§ **LISTED ENTRIES**
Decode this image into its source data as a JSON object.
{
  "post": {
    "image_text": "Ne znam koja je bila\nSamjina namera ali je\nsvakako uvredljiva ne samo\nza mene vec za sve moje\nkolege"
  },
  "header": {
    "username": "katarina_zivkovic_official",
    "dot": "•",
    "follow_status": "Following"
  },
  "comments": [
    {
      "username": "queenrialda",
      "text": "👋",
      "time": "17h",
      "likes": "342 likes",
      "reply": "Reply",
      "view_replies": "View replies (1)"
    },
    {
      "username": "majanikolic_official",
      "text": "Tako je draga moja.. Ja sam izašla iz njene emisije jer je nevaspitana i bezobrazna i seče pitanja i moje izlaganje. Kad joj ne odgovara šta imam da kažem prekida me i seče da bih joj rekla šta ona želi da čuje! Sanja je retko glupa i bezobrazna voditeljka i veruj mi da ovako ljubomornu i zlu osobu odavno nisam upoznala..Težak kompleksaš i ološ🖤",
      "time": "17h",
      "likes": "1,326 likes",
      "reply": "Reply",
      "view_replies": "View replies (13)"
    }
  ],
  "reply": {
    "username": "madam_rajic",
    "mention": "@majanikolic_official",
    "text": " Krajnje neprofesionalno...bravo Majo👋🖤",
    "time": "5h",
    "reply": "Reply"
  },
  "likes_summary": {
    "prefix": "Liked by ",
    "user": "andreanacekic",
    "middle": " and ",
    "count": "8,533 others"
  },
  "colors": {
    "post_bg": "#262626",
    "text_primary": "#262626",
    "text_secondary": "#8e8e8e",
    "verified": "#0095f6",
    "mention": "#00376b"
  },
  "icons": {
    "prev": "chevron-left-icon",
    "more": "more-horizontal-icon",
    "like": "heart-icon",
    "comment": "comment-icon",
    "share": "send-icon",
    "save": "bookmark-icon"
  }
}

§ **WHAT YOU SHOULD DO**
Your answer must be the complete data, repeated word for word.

§ **SOLUTION FOR THIS TASK**
Decode this image into its source data as a JSON object.
{
  "post": {
    "image_text": "Ne znam koja je bila\nSamjina namera ali je\nsvakako uvredljiva ne samo\nza mene vec za sve moje\nkolege"
  },
  "header": {
    "username": "katarina_zivkovic_official",
    "dot": "•",
    "follow_status": "Following"
  },
  "comments": [
    {
      "username": "queenrialda",
      "text": "👋",
      "time": "17h",
      "likes": "342 likes",
      "reply": "Reply",
      "view_replies": "View replies (1)"
    },
    {
      "username": "majanikolic_official",
      "text": "Tako je draga moja.. Ja sam izašla iz njene emisije jer je nevaspitana i bezobrazna i seče pitanja i moje izlaganje. Kad joj ne odgovara šta imam da kažem prekida me i seče da bih joj rekla šta ona želi da čuje! Sanja je retko glupa i bezobrazna voditeljka i veruj mi da ovako ljubomornu i zlu osobu odavno nisam upoznala..Težak kompleksaš i ološ🖤",
      "time": "17h",
      "likes": "1,326 likes",
      "reply": "Reply",
      "view_replies": "View replies (13)"
    }
  ],
  "reply": {
    "username": "madam_rajic",
    "mention": "@majanikolic_official",
    "text": " Krajnje neprofesionalno...bravo Majo👋🖤",
    "time": "5h",
    "reply": "Reply"
  },
  "likes_summary": {
    "prefix": "Liked by ",
    "user": "andreanacekic",
    "middle": " and ",
    "count": "8,533 others"
  },
  "colors": {
    "post_bg": "#262626",
    "text_primary": "#262626",
    "text_secondary": "#8e8e8e",
    "verified": "#0095f6",
    "mention": "#00376b"
  },
  "icons": {
    "prev": "chevron-left-icon",
    "more": "more-horizontal-icon",
    "like": "heart-icon",
    "comment": "comment-icon",
    "share": "send-icon",
    "save": "bookmark-icon"
  }
}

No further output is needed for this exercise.